Hoodia is a plant from southern Africa that is used as an appetite suppressant in that part of the world. According to the NIH, though, the plant probably won’t help you eat less or lose weight. In fact, analyses showed that some “hoodia” supplements sold in the past contained very little hoodia or none at all. To make matters worse, the NIH also questions the safety of hoodia, noting it can cause rapid heart rate, increased blood pressure, headaches, dizziness, nausea, and vomiting. In short, steer clear.

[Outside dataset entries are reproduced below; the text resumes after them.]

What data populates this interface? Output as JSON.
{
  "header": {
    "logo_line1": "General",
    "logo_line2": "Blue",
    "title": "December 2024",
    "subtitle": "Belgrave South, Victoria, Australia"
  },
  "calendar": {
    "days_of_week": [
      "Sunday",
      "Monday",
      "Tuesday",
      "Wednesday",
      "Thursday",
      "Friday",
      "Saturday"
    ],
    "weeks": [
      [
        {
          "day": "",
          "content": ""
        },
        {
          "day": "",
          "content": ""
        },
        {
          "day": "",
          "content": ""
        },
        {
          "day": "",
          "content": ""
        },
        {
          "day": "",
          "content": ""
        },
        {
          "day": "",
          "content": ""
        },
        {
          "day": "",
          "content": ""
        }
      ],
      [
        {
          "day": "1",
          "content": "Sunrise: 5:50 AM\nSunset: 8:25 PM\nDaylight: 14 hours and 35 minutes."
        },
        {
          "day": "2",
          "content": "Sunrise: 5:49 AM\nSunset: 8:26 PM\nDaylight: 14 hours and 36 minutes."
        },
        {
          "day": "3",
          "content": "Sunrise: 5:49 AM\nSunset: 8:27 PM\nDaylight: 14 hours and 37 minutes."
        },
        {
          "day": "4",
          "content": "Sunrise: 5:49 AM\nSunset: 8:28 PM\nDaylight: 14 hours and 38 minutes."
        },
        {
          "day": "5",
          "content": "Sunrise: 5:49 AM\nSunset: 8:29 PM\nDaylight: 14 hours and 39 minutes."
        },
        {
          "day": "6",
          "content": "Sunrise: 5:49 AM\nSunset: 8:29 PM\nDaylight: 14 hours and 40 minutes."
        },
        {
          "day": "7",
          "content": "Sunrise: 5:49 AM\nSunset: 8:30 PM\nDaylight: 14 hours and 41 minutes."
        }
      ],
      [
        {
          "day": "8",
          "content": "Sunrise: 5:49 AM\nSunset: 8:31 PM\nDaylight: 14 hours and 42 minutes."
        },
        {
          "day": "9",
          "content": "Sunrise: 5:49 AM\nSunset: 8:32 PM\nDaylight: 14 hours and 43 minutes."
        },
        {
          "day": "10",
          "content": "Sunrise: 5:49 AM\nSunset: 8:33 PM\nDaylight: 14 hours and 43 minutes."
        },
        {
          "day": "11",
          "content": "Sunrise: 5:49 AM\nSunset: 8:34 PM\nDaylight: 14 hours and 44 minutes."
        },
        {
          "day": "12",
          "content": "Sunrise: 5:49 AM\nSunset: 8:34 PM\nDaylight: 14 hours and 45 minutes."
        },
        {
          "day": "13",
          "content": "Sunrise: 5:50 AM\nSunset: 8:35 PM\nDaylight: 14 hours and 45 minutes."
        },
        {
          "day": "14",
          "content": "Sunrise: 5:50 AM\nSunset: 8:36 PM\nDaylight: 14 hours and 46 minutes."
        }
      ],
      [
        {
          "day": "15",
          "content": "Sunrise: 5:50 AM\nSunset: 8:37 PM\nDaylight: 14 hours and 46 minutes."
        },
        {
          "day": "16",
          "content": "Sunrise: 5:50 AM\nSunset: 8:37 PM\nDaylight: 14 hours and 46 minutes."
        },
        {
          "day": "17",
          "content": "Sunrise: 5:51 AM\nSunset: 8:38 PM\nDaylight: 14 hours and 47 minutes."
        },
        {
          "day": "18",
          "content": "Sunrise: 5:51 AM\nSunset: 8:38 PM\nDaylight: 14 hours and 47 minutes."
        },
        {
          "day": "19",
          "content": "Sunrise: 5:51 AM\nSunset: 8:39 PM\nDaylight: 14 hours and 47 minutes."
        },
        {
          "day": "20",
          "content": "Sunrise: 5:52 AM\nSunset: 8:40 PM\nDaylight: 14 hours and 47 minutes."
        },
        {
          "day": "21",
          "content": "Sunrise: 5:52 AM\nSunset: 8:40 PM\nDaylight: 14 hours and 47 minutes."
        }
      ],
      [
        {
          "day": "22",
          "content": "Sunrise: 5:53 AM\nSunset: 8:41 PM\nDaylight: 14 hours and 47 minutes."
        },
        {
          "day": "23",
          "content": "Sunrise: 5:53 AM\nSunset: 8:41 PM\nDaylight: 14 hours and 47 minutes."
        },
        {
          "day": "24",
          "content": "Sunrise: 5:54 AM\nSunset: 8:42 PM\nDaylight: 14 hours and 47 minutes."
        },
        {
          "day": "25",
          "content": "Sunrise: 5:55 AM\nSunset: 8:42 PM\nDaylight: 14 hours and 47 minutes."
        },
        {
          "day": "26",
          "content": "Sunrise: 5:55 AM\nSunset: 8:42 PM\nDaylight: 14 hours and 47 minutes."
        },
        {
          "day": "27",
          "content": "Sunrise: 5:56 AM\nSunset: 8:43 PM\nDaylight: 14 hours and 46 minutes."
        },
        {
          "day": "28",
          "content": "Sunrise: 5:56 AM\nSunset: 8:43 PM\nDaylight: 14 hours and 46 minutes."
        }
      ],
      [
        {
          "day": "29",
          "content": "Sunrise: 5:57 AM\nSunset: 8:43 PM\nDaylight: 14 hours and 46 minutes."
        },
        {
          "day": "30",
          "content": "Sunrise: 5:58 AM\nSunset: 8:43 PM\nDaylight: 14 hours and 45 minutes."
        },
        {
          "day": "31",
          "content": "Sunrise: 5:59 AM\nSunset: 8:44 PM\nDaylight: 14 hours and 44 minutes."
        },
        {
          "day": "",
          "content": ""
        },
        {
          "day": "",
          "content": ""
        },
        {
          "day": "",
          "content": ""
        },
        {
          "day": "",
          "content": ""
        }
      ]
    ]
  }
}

Probiotics are microorganisms in foods, such as yogurt, that help maintain or restore beneficial bacteria in your digestive tract. Though studies have shown they promote good gut health, the NIH determined probiotic supplements seem to have “little to no effect on weight loss,” but included the caveat that they “haven’t been well studied.”
Raspberry ketone, which is found in red raspberries, is said to be a “fat burner,” though it has only been studied as a weight-loss aid in combination with other ingredients and not on its own. For that reason, raspberry ketone’s effects on body weight are unknown, as are any harmful side effects it might cause.
Your body needs vitamin D for good health and strong bones, but can it help stimulate weight loss? Though people who are obese tend to have lower levels of vitamin D, the NIH has determined there is no known reason why taking vitamin D would help people lose weight. Furthermore, while vitamin D from foods and dietary supplements is safe at the recommended amounts of 600‒800 IU a day for adults, an excess of vitamin D (more than 4,000 IU a day) can be toxic and cause nausea, vomiting, poor appetite, constipation, weakness, and irregular heartbeat.
Yohimbe is a West African tree, and yohimbe extract is an ingredient in supplements used to improve libido, increase muscle mass, and treat male sexual dysfunction. It is also found in some weight-loss supplements and is claimed to increase weight loss, though the NIH determined the extract doesn’t help you shed any pounds.
In fact, the organization also questions the safety of the substance, noting that at doses of 20 mg or higher it can have severe side effects. According to available information, yohimbe can cause headaches, high blood pressure, anxiety, agitation, rapid heartbeat, heart attack, heart failure, and even death, which is likely why the NIH strongly recommends you consult a healthcare provider before taking it or anything containing it. For healthy and safe ways to drop some unwanted pounds, take a look at 50 Ways to Shrink Your Belly!